The U.S. Department of Labor (DOL) has been busy. The agency recently clarified how the Families First Coronavirus Response Act’s (FFCRA) leave provisions apply to certain school closure scenarios and issued four new opinion letters (FLSA2020-11, FLSA2020-12, FLSA2020-13 and FLSA2020-14), addressing compliance issues related to the Fair Labor Standards Act (FLSA). Additionally, on August 24, 2020, the DOL issued Field Assistance Bulletin (FAB) 2020-5 to clarify an employer’s obligation under the FLSA to track the number of compensable hours worked by teleworking employees who are working remotely away from the worksite or other employer-controlled premises. This guidance is quite timely as the number of teleworking employees has increased this year due to the COVID-19 pandemic. However, the DOL confirmed that the guidance applies to all telework or remote work arrangements, whether the remote work is in response to COVID-19 or for another reason.
The guidance reaffirms that employers must pay their employees for all hours worked, including work not requested but allowed and work performed at home. Ultimately, it’s a question of whether the employer knows or has reason to believe that additional unscheduled work is being performed. If so, that time must be counted as hours worked and the employee must be compensated.
Citing applicable case law, the guidance points out that when courts consider whether an employer had actual or constructive knowledge (i.e., the employer should have known the work was being performed), they use a “reasonable diligence” standard. One way an employer may exercise such diligence is by having a reasonable reporting procedure in place for employees to report their non-scheduled time, and then compensating the employees for such time, even if the time wasn’t employer-requested. If the employee fails to utilize the procedure to report unscheduled hours, the DOL confirms that the employer isn’t required to “undergo impractical efforts to investigate” (such as cross-referencing phone records and supervisor’s knowledge) in order to reveal unreported hours.
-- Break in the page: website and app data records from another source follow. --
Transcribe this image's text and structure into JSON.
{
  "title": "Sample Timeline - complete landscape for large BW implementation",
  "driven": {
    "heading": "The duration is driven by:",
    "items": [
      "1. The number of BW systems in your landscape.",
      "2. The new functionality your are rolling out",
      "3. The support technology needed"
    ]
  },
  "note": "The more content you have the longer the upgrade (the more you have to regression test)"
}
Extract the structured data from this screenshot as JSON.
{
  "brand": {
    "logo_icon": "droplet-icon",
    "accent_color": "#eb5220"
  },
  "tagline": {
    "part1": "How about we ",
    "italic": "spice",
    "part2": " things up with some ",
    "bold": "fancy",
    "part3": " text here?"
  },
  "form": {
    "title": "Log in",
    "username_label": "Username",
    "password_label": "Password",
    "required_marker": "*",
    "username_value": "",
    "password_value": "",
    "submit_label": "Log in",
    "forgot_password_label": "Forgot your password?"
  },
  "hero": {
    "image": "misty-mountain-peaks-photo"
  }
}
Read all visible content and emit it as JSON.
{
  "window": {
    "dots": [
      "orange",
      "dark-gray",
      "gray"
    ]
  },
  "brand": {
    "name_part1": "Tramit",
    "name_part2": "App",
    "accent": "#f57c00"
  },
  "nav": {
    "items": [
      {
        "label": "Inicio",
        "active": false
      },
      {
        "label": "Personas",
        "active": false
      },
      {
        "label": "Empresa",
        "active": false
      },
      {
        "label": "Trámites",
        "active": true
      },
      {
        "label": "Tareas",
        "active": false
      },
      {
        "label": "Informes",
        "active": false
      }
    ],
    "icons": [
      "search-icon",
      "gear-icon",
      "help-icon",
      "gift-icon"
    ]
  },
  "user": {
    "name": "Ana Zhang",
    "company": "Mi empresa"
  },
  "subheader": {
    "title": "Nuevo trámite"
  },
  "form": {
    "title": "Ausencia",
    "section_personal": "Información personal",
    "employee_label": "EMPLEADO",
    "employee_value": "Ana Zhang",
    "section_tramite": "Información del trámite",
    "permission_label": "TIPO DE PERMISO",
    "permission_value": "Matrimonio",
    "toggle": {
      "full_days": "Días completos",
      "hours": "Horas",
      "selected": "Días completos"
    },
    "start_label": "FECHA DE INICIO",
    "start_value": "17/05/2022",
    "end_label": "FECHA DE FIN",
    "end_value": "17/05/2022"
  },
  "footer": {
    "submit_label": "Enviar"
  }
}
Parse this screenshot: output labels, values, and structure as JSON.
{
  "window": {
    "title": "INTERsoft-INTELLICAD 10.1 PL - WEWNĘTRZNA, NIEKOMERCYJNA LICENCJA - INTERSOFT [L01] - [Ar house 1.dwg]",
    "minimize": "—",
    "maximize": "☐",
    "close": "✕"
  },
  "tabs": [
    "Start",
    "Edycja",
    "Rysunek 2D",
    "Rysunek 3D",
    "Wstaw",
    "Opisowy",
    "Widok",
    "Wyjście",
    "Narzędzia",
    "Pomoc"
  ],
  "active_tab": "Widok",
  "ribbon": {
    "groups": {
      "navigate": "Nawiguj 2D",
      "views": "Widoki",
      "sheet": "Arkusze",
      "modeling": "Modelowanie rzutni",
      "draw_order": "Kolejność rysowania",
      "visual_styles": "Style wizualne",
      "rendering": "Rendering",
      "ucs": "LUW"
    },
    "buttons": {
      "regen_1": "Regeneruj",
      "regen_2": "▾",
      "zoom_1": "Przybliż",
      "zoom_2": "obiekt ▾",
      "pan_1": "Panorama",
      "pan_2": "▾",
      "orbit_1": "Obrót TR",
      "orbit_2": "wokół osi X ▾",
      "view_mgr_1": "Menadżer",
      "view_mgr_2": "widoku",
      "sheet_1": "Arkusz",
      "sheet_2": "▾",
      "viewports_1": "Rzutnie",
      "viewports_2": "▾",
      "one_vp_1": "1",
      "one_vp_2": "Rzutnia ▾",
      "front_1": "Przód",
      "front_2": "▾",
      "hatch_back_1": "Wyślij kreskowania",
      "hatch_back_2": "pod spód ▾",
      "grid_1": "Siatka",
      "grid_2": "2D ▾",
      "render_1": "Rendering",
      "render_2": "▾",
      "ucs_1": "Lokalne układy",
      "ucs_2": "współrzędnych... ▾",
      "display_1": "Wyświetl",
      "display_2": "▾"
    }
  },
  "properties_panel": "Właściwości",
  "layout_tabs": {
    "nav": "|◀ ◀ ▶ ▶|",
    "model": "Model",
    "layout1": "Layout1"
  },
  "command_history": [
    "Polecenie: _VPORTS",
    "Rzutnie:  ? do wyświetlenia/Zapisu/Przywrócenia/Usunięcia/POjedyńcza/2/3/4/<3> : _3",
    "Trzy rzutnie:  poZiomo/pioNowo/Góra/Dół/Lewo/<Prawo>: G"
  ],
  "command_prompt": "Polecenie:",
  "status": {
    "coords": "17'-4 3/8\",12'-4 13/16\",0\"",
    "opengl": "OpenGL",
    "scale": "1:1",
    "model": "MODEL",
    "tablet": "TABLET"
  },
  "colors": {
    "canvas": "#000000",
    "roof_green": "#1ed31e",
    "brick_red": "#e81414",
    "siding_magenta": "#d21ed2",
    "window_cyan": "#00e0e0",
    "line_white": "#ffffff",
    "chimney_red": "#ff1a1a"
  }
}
On the other hand, an employer won’t meet the “reasonable diligence” standard if it has a system or policy in place for employees to report unscheduled hours but has a practice of discouraging such reporting.
This is a good reminder for California employers that, under state law, employees must be compensated for all hours worked. The basic definition of “hours worked” in the Industrial Welfare Commission (IWC) wage orders includes “all time the employee is suffered or permitted to work, whether or not required to do so,” and all “time during which the employee is subject to the control of an employer.”
Employers with nonexempt employees working remotely must be mindful of daily and weekly overtime requirements. Any time above eight hours in a single work day must be compensated at 1.5 times the employee’s regular rate of pay (double time for all hours beyond 12 in a single workday), and 1.5 times the employee’s regular rate of pay for all hours worked beyond 40 straight-time hours in a workweek. Remember, overtime must be paid for, even if not approved.
Having a good timekeeping system in place to track all time worked by employees (whether scheduled or not) is important in order to properly compensate employees. Additionally, if an employer has reason to know — maybe because a supervisor receives an email from an employee during non-working hours — that an employee is working outside of their normal schedule, there should be some follow-up inquiry to ensure that all hours worked are paid for.
Bottom line: Employers must be mindful that they are paying their remote employees for all hours worked, whether the employee was asked or scheduled to conduct the work or not.